Just two releases in but already impressing people from many corners with a cohesive, raw and trippy sound, Die Orakel are a label to watch out for. 

Set up and run by Oliver Hafenbauer who also works at Robert Johnson and it’s affiliated label Live at Robert Johnson, Die Orakel came into the world late last year with the storming Monogamie EP from TCB and with the follow up EP from Edward, entitled  ‘Feuerhand‘ due to drop imminently, we thought this a good time to catch up with Oliver to talk about the label’s inception, it’s reason for existence and the importance of the artwork and physical product in the label’s list of priorities.

How would you describe Die Orakel to an outsider? What is your masterplan?

Die Orakel is a new record label for all kinds of electronic music. The first record came out October 2013. 

What aural delights can we expect to hear coming from the sounds of Die Orakel over the coming months?

The next EP comes from Edward called ‘Feuerhand’. It will be out on Monday, 3rd March.

What’s your background. How did you get here?

It was never my intention to become a DJ or to release music as a main job. I actually studied Architecture with the main focus on urban planning. As a teenager I went out to many techno and house parties which was the start of my interest in electronic music. Especially Warp Records had a great impact on me in the beginning of the 1990’s.

What made you decide to set up your own label?

I am working for the club Robert Johnson and the related label Live At Robert Johnson for a couple of years now, but I’m always more a service provider as label manager and A&R. I simply wanted to create something on my own.

How have you assembled the releases for the label?

With every release I try to show the whole musical repertoire of the particular artist.

How important is artwork for the label?

It’s especially important to me, actually the visual part of the releases has the same relevance to me as the music itself. I’m working in collaboration with Michael Satter, to find a special graphic language for both Live at Robert Johnson and Die Orakel.

Which pieces of music have had the most influence on Die Orakel?

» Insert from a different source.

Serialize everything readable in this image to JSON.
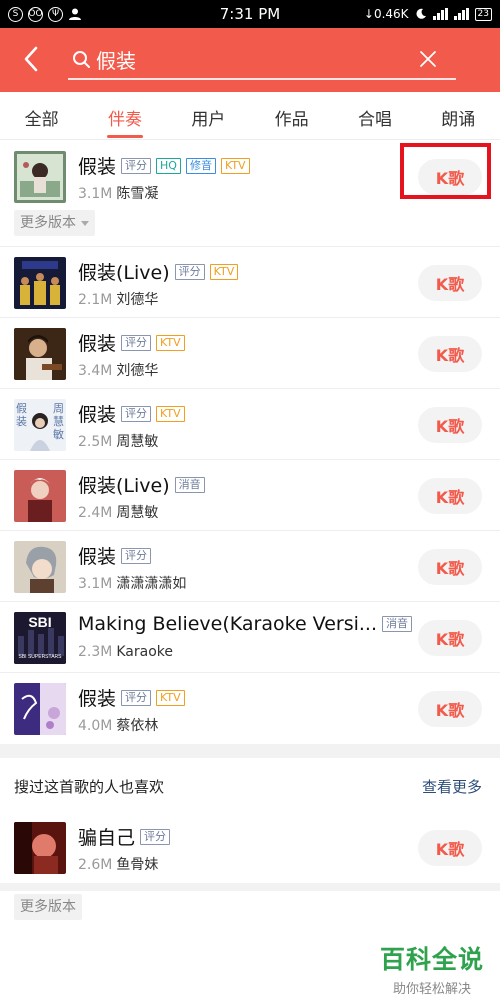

That’s really hard to say. It’s more the indefinite, that’s fascinating me. Basically repetitive music, stuff like kraut, country ambient, world music and techno has the biggest influence on Die Orakel. 

What do you look for in a track?

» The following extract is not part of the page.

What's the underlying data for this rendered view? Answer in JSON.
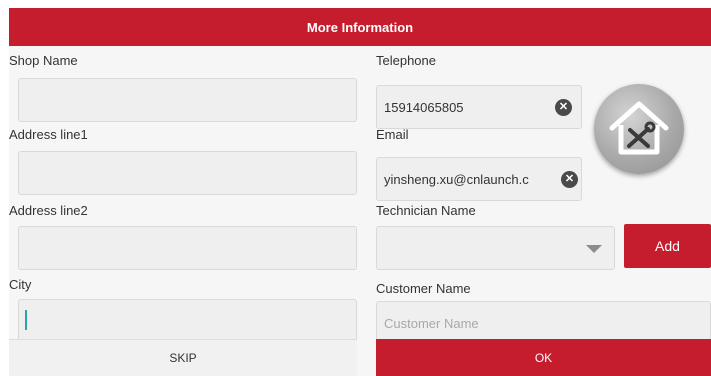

There should be a contemporary artistic statement in the music.

What is your favourite flavour sausage?


Do you have a favourite musical memory?

Yes, discovering Warp’s Artificial Intelligence compilation plus the VHS.

What, if anything would you say has been the defining moment in your career?

Puh. I guess it was my first DJ mix in a local radio station with shaky hands.

Tell us about your relationship with vinyl. To us at R$N towers it’s an incredibly important part of our lives in the evolutionary process of music collecting. It’s a well worn questions but how important is releasing a record on vinyl to yourself? 

Vinyl is the foundation of the electronic musical culture. To me it is very important to release on vinyl and also to establish a music collection on vinyl, which is a great capture of these recent times, especially for the future. Being a DJ I like both Vinyl and CDs. Organizing a set is easier with vinyl but traveling with CDs is way more comfortable.

Feuerhand by Edward is out soon on Die Orakel. You can pre order here.

Keep up to speed with Die Orakel over on soundcloud.